### [App and web page records]
▼
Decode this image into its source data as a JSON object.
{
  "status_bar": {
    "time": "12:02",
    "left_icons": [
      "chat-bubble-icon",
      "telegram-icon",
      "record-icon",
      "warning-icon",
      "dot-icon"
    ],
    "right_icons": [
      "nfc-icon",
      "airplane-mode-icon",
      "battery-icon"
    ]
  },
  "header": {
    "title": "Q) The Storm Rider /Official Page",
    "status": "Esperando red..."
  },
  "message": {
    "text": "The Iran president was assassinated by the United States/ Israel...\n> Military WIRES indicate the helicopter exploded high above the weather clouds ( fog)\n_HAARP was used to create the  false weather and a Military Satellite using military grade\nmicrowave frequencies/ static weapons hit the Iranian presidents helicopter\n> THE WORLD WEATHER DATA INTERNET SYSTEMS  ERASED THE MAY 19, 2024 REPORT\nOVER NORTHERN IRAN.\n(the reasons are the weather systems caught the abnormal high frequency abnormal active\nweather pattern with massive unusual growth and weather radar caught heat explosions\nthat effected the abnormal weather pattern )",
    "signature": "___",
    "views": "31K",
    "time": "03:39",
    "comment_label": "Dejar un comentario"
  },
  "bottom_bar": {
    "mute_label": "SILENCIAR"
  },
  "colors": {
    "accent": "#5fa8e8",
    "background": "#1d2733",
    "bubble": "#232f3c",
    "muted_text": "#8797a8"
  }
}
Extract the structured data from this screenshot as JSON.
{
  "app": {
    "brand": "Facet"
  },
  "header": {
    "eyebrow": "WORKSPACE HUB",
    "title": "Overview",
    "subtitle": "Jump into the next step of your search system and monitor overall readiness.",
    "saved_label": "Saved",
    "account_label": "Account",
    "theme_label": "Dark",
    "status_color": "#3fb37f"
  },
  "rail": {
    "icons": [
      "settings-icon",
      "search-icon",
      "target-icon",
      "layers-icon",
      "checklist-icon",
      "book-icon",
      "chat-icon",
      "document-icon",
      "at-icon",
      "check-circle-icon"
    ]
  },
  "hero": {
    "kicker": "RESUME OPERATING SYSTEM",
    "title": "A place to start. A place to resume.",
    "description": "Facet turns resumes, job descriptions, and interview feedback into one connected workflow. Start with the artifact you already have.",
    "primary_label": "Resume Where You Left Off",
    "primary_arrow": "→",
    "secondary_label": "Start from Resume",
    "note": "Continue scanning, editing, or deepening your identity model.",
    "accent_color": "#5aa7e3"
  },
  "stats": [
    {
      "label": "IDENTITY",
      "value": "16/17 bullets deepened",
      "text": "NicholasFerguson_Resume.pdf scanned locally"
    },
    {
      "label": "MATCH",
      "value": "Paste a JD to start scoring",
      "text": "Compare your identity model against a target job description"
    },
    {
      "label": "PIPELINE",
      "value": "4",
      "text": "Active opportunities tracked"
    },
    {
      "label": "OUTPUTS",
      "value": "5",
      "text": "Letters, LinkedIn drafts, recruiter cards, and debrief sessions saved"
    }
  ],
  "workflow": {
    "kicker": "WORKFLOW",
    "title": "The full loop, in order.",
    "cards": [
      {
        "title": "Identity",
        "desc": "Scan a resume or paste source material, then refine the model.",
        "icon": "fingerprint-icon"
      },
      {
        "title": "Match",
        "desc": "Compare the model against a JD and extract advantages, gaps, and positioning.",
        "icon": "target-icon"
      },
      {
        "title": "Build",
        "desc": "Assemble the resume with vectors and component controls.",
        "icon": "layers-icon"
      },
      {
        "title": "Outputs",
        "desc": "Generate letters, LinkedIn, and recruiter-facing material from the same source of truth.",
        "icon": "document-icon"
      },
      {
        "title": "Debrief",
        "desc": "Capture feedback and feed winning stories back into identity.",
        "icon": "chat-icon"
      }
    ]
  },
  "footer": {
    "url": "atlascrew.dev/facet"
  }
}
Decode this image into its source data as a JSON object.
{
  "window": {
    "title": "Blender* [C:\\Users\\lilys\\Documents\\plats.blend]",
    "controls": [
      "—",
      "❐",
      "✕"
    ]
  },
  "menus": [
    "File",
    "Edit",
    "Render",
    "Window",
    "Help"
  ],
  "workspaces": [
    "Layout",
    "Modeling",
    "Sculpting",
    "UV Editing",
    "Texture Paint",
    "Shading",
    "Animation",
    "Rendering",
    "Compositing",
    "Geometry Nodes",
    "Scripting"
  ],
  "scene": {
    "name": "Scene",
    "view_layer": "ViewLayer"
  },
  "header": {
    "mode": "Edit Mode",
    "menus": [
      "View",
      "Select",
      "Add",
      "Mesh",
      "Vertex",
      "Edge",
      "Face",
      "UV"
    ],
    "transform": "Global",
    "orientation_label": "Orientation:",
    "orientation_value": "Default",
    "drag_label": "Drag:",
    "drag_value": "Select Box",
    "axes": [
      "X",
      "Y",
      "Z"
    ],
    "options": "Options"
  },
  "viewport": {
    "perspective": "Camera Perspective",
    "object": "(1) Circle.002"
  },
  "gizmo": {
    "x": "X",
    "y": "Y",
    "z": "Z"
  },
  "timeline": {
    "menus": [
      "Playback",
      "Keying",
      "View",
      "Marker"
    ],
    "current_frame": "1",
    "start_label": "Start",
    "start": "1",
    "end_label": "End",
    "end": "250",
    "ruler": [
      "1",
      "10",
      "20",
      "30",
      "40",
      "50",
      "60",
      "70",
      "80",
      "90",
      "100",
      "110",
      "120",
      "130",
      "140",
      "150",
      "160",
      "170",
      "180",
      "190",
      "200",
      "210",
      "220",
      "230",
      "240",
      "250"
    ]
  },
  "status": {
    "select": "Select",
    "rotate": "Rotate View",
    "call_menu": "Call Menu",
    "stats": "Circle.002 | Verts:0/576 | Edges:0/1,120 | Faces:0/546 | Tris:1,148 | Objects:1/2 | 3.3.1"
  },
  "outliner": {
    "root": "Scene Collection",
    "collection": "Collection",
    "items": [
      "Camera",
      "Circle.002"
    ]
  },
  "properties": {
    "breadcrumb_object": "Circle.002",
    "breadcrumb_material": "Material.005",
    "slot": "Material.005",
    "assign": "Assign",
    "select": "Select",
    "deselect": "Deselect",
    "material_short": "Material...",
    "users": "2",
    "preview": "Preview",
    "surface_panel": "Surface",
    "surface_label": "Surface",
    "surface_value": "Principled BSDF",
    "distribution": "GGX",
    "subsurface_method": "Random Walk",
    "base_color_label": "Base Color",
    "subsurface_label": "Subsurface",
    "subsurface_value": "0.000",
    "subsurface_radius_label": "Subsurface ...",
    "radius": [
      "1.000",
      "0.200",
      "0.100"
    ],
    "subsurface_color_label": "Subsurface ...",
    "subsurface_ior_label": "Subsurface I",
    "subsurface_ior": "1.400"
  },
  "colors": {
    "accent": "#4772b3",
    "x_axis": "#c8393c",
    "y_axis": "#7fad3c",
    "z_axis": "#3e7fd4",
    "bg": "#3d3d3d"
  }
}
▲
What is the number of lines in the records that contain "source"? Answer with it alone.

### [Output of the task]
4